The former chief executive of a Pennsylvania company that made concrete bridge beams has been convicted on multiple counts of fraud and money laundering in what the U.S. Dept. of Transportation says is the largest reported Disadvantaged Business Enterprise fraud in the department’s 45-year history.

The Justice Dept. said a jury in U.S. District Court in Harrisburg on April 5 found Joseph W. Nagle guilty on 26 of the 30 charges in a federal indictment. Nagle (pronounced  NOGG-ull) was president, CEO and part-owner of Schuylkill Products Inc. (SPI), Cressona, Pa., and its CDS Engineering Inc. subsidiary until 2009 when the parent SPI was sold. 

Nagle’s attorney, Michael A. Schwartz, said, “Obviously, we’re disappointed in the verdict.” He added that he filed a motion on April 6 seeking a 90-day extension “for post-trial motions and laying out some grounds we think may be appropriate for an acquittal or a new trial.”

The Justice Dept. said Nagle, of Deerfield Beach, Fla., was convicted of joining in a long-running conspiracy to defraud U.S. DOT, the Pennsylvania DOT (PennDOT) and Southeastern Pennsylvania Transportation Authority (SEPTA) when he became SPI president in 2004.

U.S. officials said the alleged scheme extended from 1993 to 2008 and involved more than $136 million in federal-aid transportation contracts.

Since 1983, U.S. DOT has been required by law to make sure that at least 10% of its authorized highway and transit funds go to DBEs. The department has a single DBE goal that includes companies owned by women or members of minority groups.

Justice says the alleged conspirators used Marikina Construction Corp., a small Connecticut firm, as a front company to gain subcontracts designated to go to DBEs.

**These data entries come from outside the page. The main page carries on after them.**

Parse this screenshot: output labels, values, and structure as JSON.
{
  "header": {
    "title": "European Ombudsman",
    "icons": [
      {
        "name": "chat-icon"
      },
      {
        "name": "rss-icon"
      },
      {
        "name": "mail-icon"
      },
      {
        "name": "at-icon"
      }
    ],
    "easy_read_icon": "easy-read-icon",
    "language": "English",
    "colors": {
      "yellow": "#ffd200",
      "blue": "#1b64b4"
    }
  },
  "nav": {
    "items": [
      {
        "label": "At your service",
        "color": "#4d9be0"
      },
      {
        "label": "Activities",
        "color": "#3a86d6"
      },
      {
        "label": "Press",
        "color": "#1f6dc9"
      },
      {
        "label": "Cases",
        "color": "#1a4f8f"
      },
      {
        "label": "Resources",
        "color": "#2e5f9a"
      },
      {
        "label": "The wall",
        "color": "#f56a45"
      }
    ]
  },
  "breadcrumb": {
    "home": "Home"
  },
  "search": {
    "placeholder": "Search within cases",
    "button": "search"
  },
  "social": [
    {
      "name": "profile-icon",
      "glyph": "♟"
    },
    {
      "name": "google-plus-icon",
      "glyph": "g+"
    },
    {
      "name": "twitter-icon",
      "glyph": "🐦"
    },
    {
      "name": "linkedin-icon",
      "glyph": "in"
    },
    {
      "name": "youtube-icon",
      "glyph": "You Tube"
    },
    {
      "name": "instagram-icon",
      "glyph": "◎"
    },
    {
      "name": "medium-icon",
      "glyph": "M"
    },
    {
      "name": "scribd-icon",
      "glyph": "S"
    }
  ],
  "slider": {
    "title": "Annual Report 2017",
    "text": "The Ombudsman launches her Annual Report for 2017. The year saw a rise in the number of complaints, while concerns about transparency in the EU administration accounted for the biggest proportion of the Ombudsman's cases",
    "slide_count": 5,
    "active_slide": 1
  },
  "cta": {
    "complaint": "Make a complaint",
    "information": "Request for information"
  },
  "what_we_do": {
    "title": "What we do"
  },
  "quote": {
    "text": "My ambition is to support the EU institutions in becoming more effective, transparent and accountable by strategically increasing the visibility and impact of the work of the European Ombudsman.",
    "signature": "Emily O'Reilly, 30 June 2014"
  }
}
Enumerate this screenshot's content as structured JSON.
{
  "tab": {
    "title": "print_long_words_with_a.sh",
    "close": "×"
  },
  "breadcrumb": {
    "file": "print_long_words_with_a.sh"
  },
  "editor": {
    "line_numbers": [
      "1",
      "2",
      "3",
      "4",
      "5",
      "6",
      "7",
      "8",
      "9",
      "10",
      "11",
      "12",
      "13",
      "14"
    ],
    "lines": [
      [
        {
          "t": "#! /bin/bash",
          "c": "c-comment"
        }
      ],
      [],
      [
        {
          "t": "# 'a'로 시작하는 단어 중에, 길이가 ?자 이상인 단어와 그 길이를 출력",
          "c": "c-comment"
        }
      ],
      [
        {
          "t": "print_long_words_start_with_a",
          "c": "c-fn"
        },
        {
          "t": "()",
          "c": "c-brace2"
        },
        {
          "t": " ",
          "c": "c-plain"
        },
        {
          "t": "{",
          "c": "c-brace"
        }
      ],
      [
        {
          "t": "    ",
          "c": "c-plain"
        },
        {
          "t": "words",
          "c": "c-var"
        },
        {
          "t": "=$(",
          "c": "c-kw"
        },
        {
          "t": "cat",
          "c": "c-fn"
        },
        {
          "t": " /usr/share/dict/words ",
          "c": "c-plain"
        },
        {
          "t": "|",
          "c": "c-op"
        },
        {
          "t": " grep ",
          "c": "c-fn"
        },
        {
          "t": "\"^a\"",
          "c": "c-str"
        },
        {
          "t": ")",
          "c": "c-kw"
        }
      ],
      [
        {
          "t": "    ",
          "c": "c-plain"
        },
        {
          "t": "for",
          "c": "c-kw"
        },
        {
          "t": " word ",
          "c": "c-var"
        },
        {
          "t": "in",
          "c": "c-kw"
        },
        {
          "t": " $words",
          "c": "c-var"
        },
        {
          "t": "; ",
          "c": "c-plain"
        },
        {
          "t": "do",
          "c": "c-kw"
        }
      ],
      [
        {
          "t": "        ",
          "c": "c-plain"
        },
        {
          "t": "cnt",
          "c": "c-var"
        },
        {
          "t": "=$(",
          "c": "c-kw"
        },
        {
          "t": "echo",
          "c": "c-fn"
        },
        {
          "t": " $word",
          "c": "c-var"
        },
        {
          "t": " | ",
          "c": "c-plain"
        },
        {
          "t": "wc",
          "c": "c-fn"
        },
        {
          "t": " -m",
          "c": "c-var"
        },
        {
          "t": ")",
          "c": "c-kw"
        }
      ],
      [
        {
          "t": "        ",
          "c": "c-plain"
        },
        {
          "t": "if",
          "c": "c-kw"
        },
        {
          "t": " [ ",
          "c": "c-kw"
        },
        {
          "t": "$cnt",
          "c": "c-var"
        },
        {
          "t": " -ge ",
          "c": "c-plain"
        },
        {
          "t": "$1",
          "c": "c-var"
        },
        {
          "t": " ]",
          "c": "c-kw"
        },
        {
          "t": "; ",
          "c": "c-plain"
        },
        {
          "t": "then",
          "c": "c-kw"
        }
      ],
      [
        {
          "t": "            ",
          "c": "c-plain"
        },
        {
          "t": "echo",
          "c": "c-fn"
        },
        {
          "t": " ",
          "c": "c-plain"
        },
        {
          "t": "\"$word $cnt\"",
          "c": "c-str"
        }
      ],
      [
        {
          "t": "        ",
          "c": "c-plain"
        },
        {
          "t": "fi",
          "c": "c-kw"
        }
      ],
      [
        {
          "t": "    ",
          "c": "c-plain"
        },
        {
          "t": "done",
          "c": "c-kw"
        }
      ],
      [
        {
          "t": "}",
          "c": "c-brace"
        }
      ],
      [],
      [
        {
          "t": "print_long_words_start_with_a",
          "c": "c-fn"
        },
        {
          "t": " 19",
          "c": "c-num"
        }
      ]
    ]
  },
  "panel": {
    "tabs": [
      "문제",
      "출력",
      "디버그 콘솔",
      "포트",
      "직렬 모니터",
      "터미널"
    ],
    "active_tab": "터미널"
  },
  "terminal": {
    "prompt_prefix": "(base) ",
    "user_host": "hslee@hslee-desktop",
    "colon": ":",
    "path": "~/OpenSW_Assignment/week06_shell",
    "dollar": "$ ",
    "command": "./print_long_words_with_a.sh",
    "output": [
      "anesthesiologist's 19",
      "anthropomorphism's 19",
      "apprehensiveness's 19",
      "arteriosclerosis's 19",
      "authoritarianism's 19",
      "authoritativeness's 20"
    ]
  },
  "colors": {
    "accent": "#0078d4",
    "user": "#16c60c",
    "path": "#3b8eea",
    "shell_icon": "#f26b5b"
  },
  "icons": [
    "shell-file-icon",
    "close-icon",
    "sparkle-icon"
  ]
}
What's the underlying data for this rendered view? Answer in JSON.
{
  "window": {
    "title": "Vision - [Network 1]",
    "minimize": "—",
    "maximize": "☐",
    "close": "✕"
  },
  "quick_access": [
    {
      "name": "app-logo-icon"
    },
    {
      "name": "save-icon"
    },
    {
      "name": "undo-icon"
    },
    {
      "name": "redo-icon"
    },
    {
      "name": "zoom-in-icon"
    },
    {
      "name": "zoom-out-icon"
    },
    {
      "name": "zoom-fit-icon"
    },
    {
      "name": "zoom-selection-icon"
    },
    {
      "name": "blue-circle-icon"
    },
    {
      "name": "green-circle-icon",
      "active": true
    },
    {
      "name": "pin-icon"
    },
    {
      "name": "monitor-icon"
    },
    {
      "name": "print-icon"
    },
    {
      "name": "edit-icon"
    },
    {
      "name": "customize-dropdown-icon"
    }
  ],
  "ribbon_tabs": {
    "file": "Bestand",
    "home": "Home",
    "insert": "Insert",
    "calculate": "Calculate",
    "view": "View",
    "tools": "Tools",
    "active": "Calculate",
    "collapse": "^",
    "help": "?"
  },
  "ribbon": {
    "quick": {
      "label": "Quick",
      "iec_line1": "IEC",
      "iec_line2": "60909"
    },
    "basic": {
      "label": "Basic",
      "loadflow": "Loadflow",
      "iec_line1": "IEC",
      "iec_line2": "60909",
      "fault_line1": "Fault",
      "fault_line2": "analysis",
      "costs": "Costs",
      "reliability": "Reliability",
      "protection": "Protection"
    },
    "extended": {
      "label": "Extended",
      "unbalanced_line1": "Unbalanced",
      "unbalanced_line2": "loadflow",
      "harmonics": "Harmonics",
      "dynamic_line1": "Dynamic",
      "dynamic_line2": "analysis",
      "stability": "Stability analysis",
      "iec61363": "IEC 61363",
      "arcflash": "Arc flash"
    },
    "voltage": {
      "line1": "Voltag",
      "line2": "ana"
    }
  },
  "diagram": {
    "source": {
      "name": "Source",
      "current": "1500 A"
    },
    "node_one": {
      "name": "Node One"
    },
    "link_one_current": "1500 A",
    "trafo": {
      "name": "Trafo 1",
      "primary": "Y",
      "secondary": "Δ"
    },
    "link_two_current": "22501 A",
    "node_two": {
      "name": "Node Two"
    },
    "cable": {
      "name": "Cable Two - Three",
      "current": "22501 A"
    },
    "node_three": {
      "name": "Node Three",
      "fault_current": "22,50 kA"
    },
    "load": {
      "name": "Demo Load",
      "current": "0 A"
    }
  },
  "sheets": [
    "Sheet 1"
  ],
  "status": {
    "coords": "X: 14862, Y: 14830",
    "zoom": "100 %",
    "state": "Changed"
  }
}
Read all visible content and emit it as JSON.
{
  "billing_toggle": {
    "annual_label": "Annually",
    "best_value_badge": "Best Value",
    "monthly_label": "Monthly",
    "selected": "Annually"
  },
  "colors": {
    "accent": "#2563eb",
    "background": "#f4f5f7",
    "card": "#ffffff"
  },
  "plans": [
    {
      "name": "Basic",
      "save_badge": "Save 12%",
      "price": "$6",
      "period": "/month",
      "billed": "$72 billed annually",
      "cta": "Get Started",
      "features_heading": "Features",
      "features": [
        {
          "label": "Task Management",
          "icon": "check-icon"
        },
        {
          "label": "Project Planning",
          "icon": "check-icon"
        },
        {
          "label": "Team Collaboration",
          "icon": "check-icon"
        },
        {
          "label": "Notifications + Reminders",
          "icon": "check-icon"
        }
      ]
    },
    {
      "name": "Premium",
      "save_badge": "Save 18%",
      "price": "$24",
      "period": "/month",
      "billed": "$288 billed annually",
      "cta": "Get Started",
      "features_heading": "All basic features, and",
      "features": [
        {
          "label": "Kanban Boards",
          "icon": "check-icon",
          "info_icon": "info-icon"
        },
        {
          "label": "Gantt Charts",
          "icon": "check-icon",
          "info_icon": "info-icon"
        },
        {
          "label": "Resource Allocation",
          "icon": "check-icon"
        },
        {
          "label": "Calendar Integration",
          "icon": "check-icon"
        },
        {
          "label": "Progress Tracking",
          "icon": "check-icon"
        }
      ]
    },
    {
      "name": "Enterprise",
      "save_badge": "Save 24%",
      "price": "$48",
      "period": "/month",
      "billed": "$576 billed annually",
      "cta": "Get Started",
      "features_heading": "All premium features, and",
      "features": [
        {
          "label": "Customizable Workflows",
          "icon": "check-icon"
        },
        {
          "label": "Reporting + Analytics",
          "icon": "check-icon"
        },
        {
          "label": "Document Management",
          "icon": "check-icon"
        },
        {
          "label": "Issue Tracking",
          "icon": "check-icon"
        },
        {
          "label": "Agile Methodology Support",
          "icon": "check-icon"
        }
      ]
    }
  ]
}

Federal officials said that Marikina, owned by Romeo P.  Cruz of West Haven, Conn., was certified as a DBE by PennDOT and SEPTA, the Philadelphia area’s transit agency.